╭─ Data for this exercise

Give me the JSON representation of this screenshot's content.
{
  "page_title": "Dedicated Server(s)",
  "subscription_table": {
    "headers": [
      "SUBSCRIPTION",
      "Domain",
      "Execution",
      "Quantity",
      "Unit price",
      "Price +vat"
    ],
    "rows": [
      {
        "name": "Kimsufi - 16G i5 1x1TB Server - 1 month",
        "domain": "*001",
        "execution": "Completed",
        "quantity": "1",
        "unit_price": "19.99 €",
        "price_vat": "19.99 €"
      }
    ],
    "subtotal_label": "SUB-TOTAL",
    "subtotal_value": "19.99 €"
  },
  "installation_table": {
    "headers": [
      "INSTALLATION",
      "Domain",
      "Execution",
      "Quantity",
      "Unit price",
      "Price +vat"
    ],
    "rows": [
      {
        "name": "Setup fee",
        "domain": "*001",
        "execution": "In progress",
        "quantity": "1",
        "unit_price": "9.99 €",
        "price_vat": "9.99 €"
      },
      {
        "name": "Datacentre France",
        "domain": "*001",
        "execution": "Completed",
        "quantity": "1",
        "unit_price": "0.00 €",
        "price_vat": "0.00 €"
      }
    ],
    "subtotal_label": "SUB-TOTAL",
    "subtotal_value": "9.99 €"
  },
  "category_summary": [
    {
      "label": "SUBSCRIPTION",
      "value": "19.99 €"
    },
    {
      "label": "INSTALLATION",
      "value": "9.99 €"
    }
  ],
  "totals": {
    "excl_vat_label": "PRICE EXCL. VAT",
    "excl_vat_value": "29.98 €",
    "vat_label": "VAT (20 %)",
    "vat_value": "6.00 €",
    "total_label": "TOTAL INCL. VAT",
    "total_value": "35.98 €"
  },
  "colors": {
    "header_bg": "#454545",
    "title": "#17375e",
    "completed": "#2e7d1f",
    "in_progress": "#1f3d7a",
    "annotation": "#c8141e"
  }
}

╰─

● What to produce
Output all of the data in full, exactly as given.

● Written reply
Give me the JSON representation of this screenshot's content.
{
  "page_title": "Dedicated Server(s)",
  "subscription_table": {
    "headers": [
      "SUBSCRIPTION",
      "Domain",
      "Execution",
      "Quantity",
      "Unit price",
      "Price +vat"
    ],
    "rows": [
      {
        "name": "Kimsufi - 16G i5 1x1TB Server - 1 month",
        "domain": "*001",
        "execution": "Completed",
        "quantity": "1",
        "unit_price": "19.99 €",
        "price_vat": "19.99 €"
      }
    ],
    "subtotal_label": "SUB-TOTAL",
    "subtotal_value": "19.99 €"
  },
  "installation_table": {
    "headers": [
      "INSTALLATION",
      "Domain",
      "Execution",
      "Quantity",
      "Unit price",
      "Price +vat"
    ],
    "rows": [
      {
        "name": "Setup fee",
        "domain": "*001",
        "execution": "In progress",
        "quantity": "1",
        "unit_price": "9.99 €",
        "price_vat": "9.99 €"
      },
      {
        "name": "Datacentre France",
        "domain": "*001",
        "execution": "Completed",
        "quantity": "1",
        "unit_price": "0.00 €",
        "price_vat": "0.00 €"
      }
    ],
    "subtotal_label": "SUB-TOTAL",
    "subtotal_value": "9.99 €"
  },
  "category_summary": [
    {
      "label": "SUBSCRIPTION",
      "value": "19.99 €"
    },
    {
      "label": "INSTALLATION",
      "value": "9.99 €"
    }
  ],
  "totals": {
    "excl_vat_label": "PRICE EXCL. VAT",
    "excl_vat_value": "29.98 €",
    "vat_label": "VAT (20 %)",
    "vat_value": "6.00 €",
    "total_label": "TOTAL INCL. VAT",
    "total_value": "35.98 €"
  },
  "colors": {
    "header_bg": "#454545",
    "title": "#17375e",
    "completed": "#2e7d1f",
    "in_progress": "#1f3d7a",
    "annotation": "#c8141e"
  }
}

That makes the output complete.